Good Clean Fun

Much kicking of ass follows. Unfortunately, much annoying 13 year old boy that badass with a sword must protect also follows. But it’s okay. Most people don’t hate child actors quite as much as I do. He’s not Quinn Cummings. (Note: if you are reading this Ms Cummings, Don DiPietro isn’t good enough for you. Call me! We’ll move to Ghana together!) And it doesn’t really matter. The film doesn’t take itself seriously. Remember: the mango.

Should you watch this film? I think so. It’s so much better than most action films. Even if you don’t like action films (and I don’t), how can you not love a film where a blind guy walks about kicking ass? It’s just good fun. Now if he were a masseur, well, that’s the stuff the greatness.

5 thoughts on “Blind Fury

  1. “Book Of Eli” was also about a blind super-warrior. I know it came from a comic; I wonder if the comic came from the same Japanese cinema source. Might be worth looking at. It’s very well-made, if quite disappointing.

    Rutger Hauer, I feel about the same way I do Peter Weller. They’re both far better at acting than I am at anything. However, they’re not at the level of a Rickman or Thompson, where I’ll just watch ’em in fucking anything. So my emotions about them tend to be based, quite unfairly, on how much I like the role they’re in.

    I love Hauer in “Blind Fury,” and enjoy his scenery-chewing in “Blade Runner.” I’ll never not be grateful to Weller for his delivery of the “Banzai” line — wherever you go, there you are. And while “RoboCop” is problematic on about a zillion different levels, Weller as the guy brought back from death involuntarily and turned into a robot is hugely affecting. (The film’s misogynistic, vigilante shit is awful, and that seems to be the stuff Weller is proudest of today, but I don’t expect actors to be super-bright. That’s what Bob Ross is for.)

  2. I read the middle of the plot explanation as “But it turns out that his old army buddy is being held captive by a casino owner who is making him create designer rugs.” And I thought this sounds an awesome film – either it has a great sense of humour, or it’s Plan 9 from Outer Space bad! But then you didn’t comment further on that, so I read it again. Oh well.

  3. “Robocop” misogynistic? Wha? C’mon, Nancy Allen’s character in that was one of the great kick-ass heroines of the ’80s. And not in the current tired vein of “girls can do anything the boys can do and I don’t need any help from them either”.

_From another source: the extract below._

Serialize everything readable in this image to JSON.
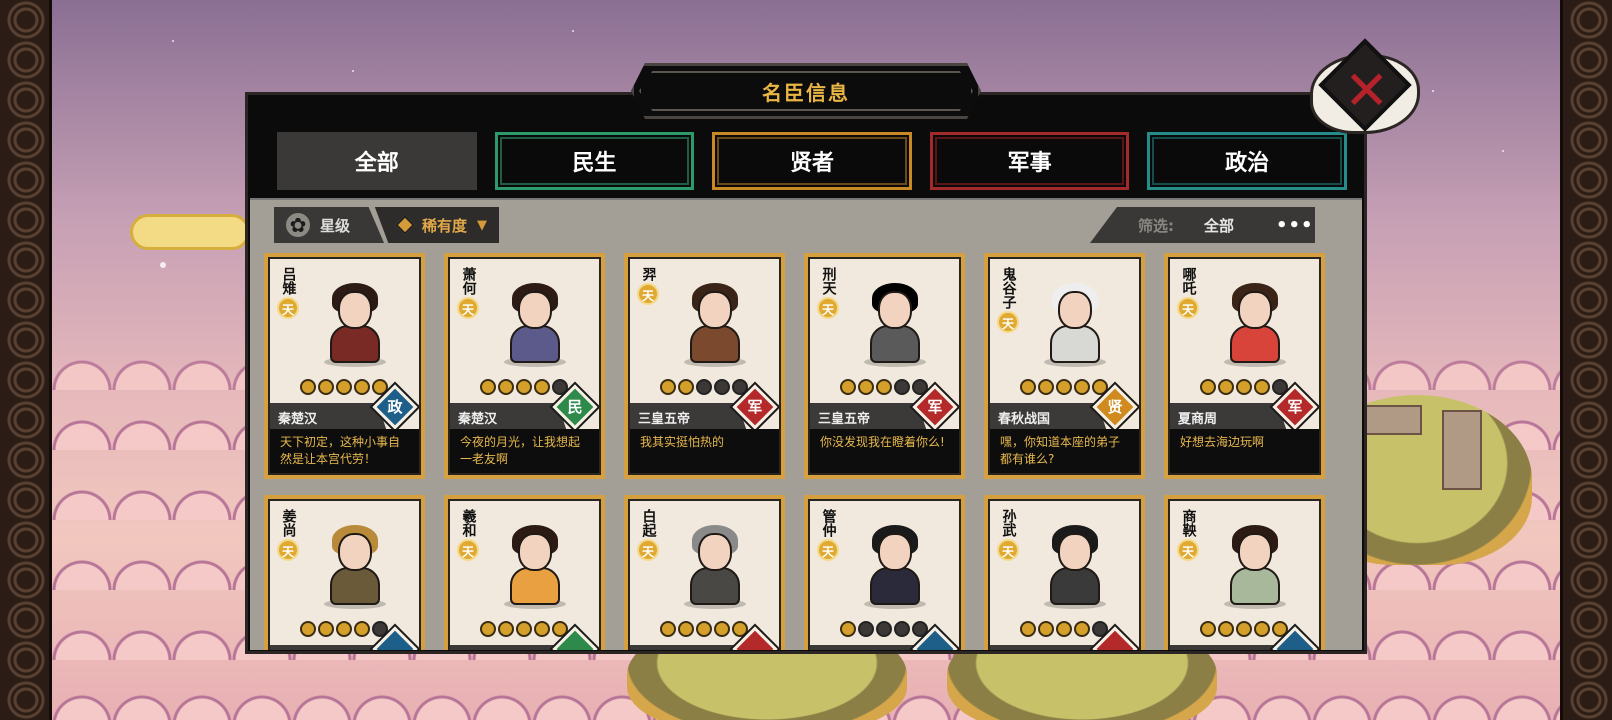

    • That’s true, she was really great. And the other female cops are no-nonsense. I was thinking more of the depiction of call girls in the yuppie’s apartment. But he is a scumball. And the “dollar” comedian is clearly a coarser Benny Hill type. Maybe it’s fairer to say the movie is more nihilistic; there’s not a lot of hope for humanity. Dick Jones would make a fine Trump Cabinet member.

Leave a Reply

Your email address will not be published. Required fields are marked *